* _Brief_: Nothing but the text of the records belongs in your answer: repeat all of it exactly and leave out the images.

* _Interface dataset entries_:
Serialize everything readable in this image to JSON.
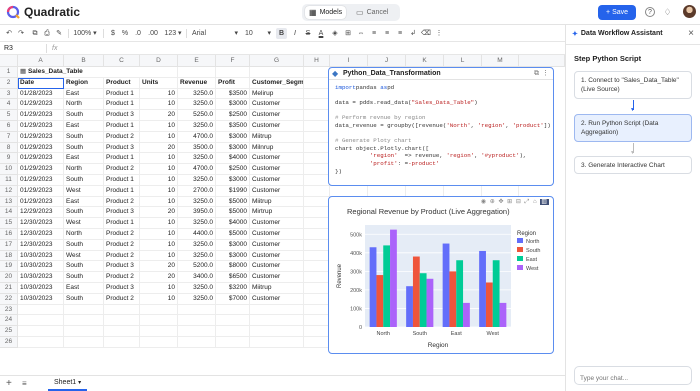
{
  "app": {
    "name": "Quadratic",
    "mode_models": "Models",
    "mode_cancel": "Cancel",
    "save_label": "Save",
    "accent": "#2563eb"
  },
  "toolbar": {
    "zoom": "100%",
    "currency": "$",
    "percent": "%",
    "dec_less": ".0",
    "dec_more": ".00",
    "num_format": "123",
    "font": "Arial",
    "font_size": "10",
    "bold": "B",
    "italic": "I",
    "strike": "S",
    "color": "A"
  },
  "formula_bar": {
    "cell_ref": "R3",
    "fx": "fx"
  },
  "grid": {
    "columns": [
      "A",
      "B",
      "C",
      "D",
      "E",
      "F",
      "G",
      "H",
      "I",
      "J",
      "K",
      "L",
      "M"
    ],
    "rows": [
      "1",
      "2",
      "3",
      "4",
      "5",
      "6",
      "7",
      "8",
      "9",
      "10",
      "11",
      "12",
      "13",
      "14",
      "15",
      "16",
      "17",
      "18",
      "19",
      "20",
      "21",
      "22",
      "23",
      "24",
      "25",
      "26"
    ],
    "table_name": "Sales_Data_Table",
    "headers": [
      "Date",
      "Region",
      "Product",
      "Units",
      "Revenue",
      "Profit",
      "Customer_Segment"
    ],
    "data": [
      [
        "01/28/2023",
        "East",
        "Product 1",
        "10",
        "3250.0",
        "$3500",
        "Melirup"
      ],
      [
        "01/29/2023",
        "North",
        "Product 1",
        "10",
        "3250.0",
        "$3000",
        "Customer"
      ],
      [
        "01/29/2023",
        "South",
        "Product 3",
        "20",
        "5250.0",
        "$2500",
        "Customer"
      ],
      [
        "01/29/2023",
        "East",
        "Product 1",
        "10",
        "3250.0",
        "$3500",
        "Customer"
      ],
      [
        "01/29/2023",
        "South",
        "Product 2",
        "10",
        "4700.0",
        "$3000",
        "Miitrup"
      ],
      [
        "01/29/2023",
        "South",
        "Product 3",
        "20",
        "3500.0",
        "$3000",
        "Milnrup"
      ],
      [
        "01/29/2023",
        "East",
        "Product 1",
        "10",
        "3250.0",
        "$4000",
        "Customer"
      ],
      [
        "01/29/2023",
        "North",
        "Product 2",
        "10",
        "4700.0",
        "$2500",
        "Customer"
      ],
      [
        "01/29/2023",
        "South",
        "Product 1",
        "10",
        "3250.0",
        "$3000",
        "Customer"
      ],
      [
        "01/29/2023",
        "West",
        "Product 1",
        "10",
        "2700.0",
        "$1990",
        "Customer"
      ],
      [
        "01/29/2023",
        "East",
        "Product 2",
        "10",
        "3250.0",
        "$5000",
        "Miitrup"
      ],
      [
        "12/29/2023",
        "South",
        "Product 3",
        "20",
        "3950.0",
        "$5000",
        "Mirtrup"
      ],
      [
        "12/30/2023",
        "West",
        "Product 1",
        "10",
        "3250.0",
        "$4000",
        "Customer"
      ],
      [
        "12/30/2023",
        "North",
        "Product 2",
        "10",
        "4400.0",
        "$5000",
        "Customer"
      ],
      [
        "12/30/2023",
        "South",
        "Product 2",
        "10",
        "3250.0",
        "$3000",
        "Customer"
      ],
      [
        "10/30/2023",
        "West",
        "Product 2",
        "10",
        "3250.0",
        "$3000",
        "Customer"
      ],
      [
        "10/30/2023",
        "South",
        "Product 3",
        "20",
        "5200.0",
        "$8000",
        "Customer"
      ],
      [
        "10/30/2023",
        "South",
        "Product 2",
        "20",
        "3400.0",
        "$6500",
        "Customer"
      ],
      [
        "10/30/2023",
        "East",
        "Product 3",
        "10",
        "3250.0",
        "$3200",
        "Miitrup"
      ],
      [
        "10/30/2023",
        "South",
        "Product 2",
        "10",
        "3250.0",
        "$7000",
        "Customer"
      ]
    ]
  },
  "code_pane": {
    "title": "Python_Data_Transformation",
    "lines": [
      [
        [
          "kw",
          "import"
        ],
        [
          "",
          "pandas "
        ],
        [
          "kw",
          "as"
        ],
        [
          "",
          "pd"
        ]
      ],
      [],
      [
        [
          "",
          "data = pdds.read_data("
        ],
        [
          "st",
          "\"Sales_Data_Table\""
        ],
        [
          "",
          ")"
        ]
      ],
      [],
      [
        [
          "cm",
          "# Perform revnue by region"
        ]
      ],
      [
        [
          "",
          "data_revenue = groupby([revenue("
        ],
        [
          "st",
          "'North'"
        ],
        [
          "",
          ", "
        ],
        [
          "st",
          "'region'"
        ],
        [
          "",
          ", "
        ],
        [
          "st",
          "'product'"
        ],
        [
          "",
          "])"
        ]
      ],
      [],
      [
        [
          "cm",
          "# Generate Ploty chart"
        ]
      ],
      [
        [
          "",
          "chart object.Plotly.chart(["
        ]
      ],
      [
        [
          "",
          "          "
        ],
        [
          "st",
          "'region'"
        ],
        [
          "",
          "  => revenue, "
        ],
        [
          "st",
          "'region'"
        ],
        [
          "",
          ", "
        ],
        [
          "st",
          "'#yproduct'"
        ],
        [
          "",
          "),"
        ]
      ],
      [
        [
          "",
          "          "
        ],
        [
          "st",
          "'profit'"
        ],
        [
          "",
          ": ="
        ],
        [
          "st",
          "-product'"
        ]
      ],
      [
        [
          "",
          "})"
        ]
      ]
    ]
  },
  "chart_data": {
    "type": "bar",
    "title": "Regional Revenue by Product (Live Aggregation)",
    "xlabel": "Region",
    "ylabel": "Revenue",
    "categories": [
      "North",
      "South",
      "East",
      "West"
    ],
    "ylim": [
      0,
      550000
    ],
    "yticks": [
      "0",
      "100k",
      "200k",
      "300k",
      "400k",
      "500k"
    ],
    "grid": true,
    "legend_title": "Region",
    "legend_position": "right",
    "series": [
      {
        "name": "North",
        "color": "#636efa",
        "values": [
          430000,
          220000,
          450000,
          410000
        ]
      },
      {
        "name": "South",
        "color": "#ef553b",
        "values": [
          280000,
          380000,
          300000,
          240000
        ]
      },
      {
        "name": "East",
        "color": "#00cc96",
        "values": [
          440000,
          290000,
          360000,
          360000
        ]
      },
      {
        "name": "West",
        "color": "#ab63fa",
        "values": [
          525000,
          260000,
          130000,
          130000
        ]
      }
    ]
  },
  "assistant": {
    "title": "Data Workflow Assistant",
    "heading": "Step Python Script",
    "steps": [
      "1. Connect to \"Sales_Data_Table\" (Live Source)",
      "2. Run Python Script (Data Aggregation)",
      "3. Generate Interactive Chart"
    ],
    "chat_placeholder": "Type your chat..."
  },
  "sheets": {
    "active": "Sheet1"
  }
}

* _Exercise response_:
Serialize everything readable in this image to JSON.
{
  "app": {
    "name": "Quadratic",
    "mode_models": "Models",
    "mode_cancel": "Cancel",
    "save_label": "Save",
    "accent": "#2563eb"
  },
  "toolbar": {
    "zoom": "100%",
    "currency": "$",
    "percent": "%",
    "dec_less": ".0",
    "dec_more": ".00",
    "num_format": "123",
    "font": "Arial",
    "font_size": "10",
    "bold": "B",
    "italic": "I",
    "strike": "S",
    "color": "A"
  },
  "formula_bar": {
    "cell_ref": "R3",
    "fx": "fx"
  },
  "grid": {
    "columns": [
      "A",
      "B",
      "C",
      "D",
      "E",
      "F",
      "G",
      "H",
      "I",
      "J",
      "K",
      "L",
      "M"
    ],
    "rows": [
      "1",
      "2",
      "3",
      "4",
      "5",
      "6",
      "7",
      "8",
      "9",
      "10",
      "11",
      "12",
      "13",
      "14",
      "15",
      "16",
      "17",
      "18",
      "19",
      "20",
      "21",
      "22",
      "23",
      "24",
      "25",
      "26"
    ],
    "table_name": "Sales_Data_Table",
    "headers": [
      "Date",
      "Region",
      "Product",
      "Units",
      "Revenue",
      "Profit",
      "Customer_Segment"
    ],
    "data": [
      [
        "01/28/2023",
        "East",
        "Product 1",
        "10",
        "3250.0",
        "$3500",
        "Melirup"
      ],
      [
        "01/29/2023",
        "North",
        "Product 1",
        "10",
        "3250.0",
        "$3000",
        "Customer"
      ],
      [
        "01/29/2023",
        "South",
        "Product 3",
        "20",
        "5250.0",
        "$2500",
        "Customer"
      ],
      [
        "01/29/2023",
        "East",
        "Product 1",
        "10",
        "3250.0",
        "$3500",
        "Customer"
      ],
      [
        "01/29/2023",
        "South",
        "Product 2",
        "10",
        "4700.0",
        "$3000",
        "Miitrup"
      ],
      [
        "01/29/2023",
        "South",
        "Product 3",
        "20",
        "3500.0",
        "$3000",
        "Milnrup"
      ],
      [
        "01/29/2023",
        "East",
        "Product 1",
        "10",
        "3250.0",
        "$4000",
        "Customer"
      ],
      [
        "01/29/2023",
        "North",
        "Product 2",
        "10",
        "4700.0",
        "$2500",
        "Customer"
      ],
      [
        "01/29/2023",
        "South",
        "Product 1",
        "10",
        "3250.0",
        "$3000",
        "Customer"
      ],
      [
        "01/29/2023",
        "West",
        "Product 1",
        "10",
        "2700.0",
        "$1990",
        "Customer"
      ],
      [
        "01/29/2023",
        "East",
        "Product 2",
        "10",
        "3250.0",
        "$5000",
        "Miitrup"
      ],
      [
        "12/29/2023",
        "South",
        "Product 3",
        "20",
        "3950.0",
        "$5000",
        "Mirtrup"
      ],
      [
        "12/30/2023",
        "West",
        "Product 1",
        "10",
        "3250.0",
        "$4000",
        "Customer"
      ],
      [
        "12/30/2023",
        "North",
        "Product 2",
        "10",
        "4400.0",
        "$5000",
        "Customer"
      ],
      [
        "12/30/2023",
        "South",
        "Product 2",
        "10",
        "3250.0",
        "$3000",
        "Customer"
      ],
      [
        "10/30/2023",
        "West",
        "Product 2",
        "10",
        "3250.0",
        "$3000",
        "Customer"
      ],
      [
        "10/30/2023",
        "South",
        "Product 3",
        "20",
        "5200.0",
        "$8000",
        "Customer"
      ],
      [
        "10/30/2023",
        "South",
        "Product 2",
        "20",
        "3400.0",
        "$6500",
        "Customer"
      ],
      [
        "10/30/2023",
        "East",
        "Product 3",
        "10",
        "3250.0",
        "$3200",
        "Miitrup"
      ],
      [
        "10/30/2023",
        "South",
        "Product 2",
        "10",
        "3250.0",
        "$7000",
        "Customer"
      ]
    ]
  },
  "code_pane": {
    "title": "Python_Data_Transformation",
    "lines": [
      [
        [
          "kw",
          "import"
        ],
        [
          "",
          "pandas "
        ],
        [
          "kw",
          "as"
        ],
        [
          "",
          "pd"
        ]
      ],
      [],
      [
        [
          "",
          "data = pdds.read_data("
        ],
        [
          "st",
          "\"Sales_Data_Table\""
        ],
        [
          "",
          ")"
        ]
      ],
      [],
      [
        [
          "cm",
          "# Perform revnue by region"
        ]
      ],
      [
        [
          "",
          "data_revenue = groupby([revenue("
        ],
        [
          "st",
          "'North'"
        ],
        [
          "",
          ", "
        ],
        [
          "st",
          "'region'"
        ],
        [
          "",
          ", "
        ],
        [
          "st",
          "'product'"
        ],
        [
          "",
          "])"
        ]
      ],
      [],
      [
        [
          "cm",
          "# Generate Ploty chart"
        ]
      ],
      [
        [
          "",
          "chart object.Plotly.chart(["
        ]
      ],
      [
        [
          "",
          "          "
        ],
        [
          "st",
          "'region'"
        ],
        [
          "",
          "  => revenue, "
        ],
        [
          "st",
          "'region'"
        ],
        [
          "",
          ", "
        ],
        [
          "st",
          "'#yproduct'"
        ],
        [
          "",
          "),"
        ]
      ],
      [
        [
          "",
          "          "
        ],
        [
          "st",
          "'profit'"
        ],
        [
          "",
          ": ="
        ],
        [
          "st",
          "-product'"
        ]
      ],
      [
        [
          "",
          "})"
        ]
      ]
    ]
  },
  "chart_data": {
    "type": "bar",
    "title": "Regional Revenue by Product (Live Aggregation)",
    "xlabel": "Region",
    "ylabel": "Revenue",
    "categories": [
      "North",
      "South",
      "East",
      "West"
    ],
    "ylim": [
      0,
      550000
    ],
    "yticks": [
      "0",
      "100k",
      "200k",
      "300k",
      "400k",
      "500k"
    ],
    "grid": true,
    "legend_title": "Region",
    "legend_position": "right",
    "series": [
      {
        "name": "North",
        "color": "#636efa",
        "values": [
          430000,
          220000,
          450000,
          410000
        ]
      },
      {
        "name": "South",
        "color": "#ef553b",
        "values": [
          280000,
          380000,
          300000,
          240000
        ]
      },
      {
        "name": "East",
        "color": "#00cc96",
        "values": [
          440000,
          290000,
          360000,
          360000
        ]
      },
      {
        "name": "West",
        "color": "#ab63fa",
        "values": [
          525000,
          260000,
          130000,
          130000
        ]
      }
    ]
  },
  "assistant": {
    "title": "Data Workflow Assistant",
    "heading": "Step Python Script",
    "steps": [
      "1. Connect to \"Sales_Data_Table\" (Live Source)",
      "2. Run Python Script (Data Aggregation)",
      "3. Generate Interactive Chart"
    ],
    "chat_placeholder": "Type your chat..."
  },
  "sheets": {
    "active": "Sheet1"
  }
}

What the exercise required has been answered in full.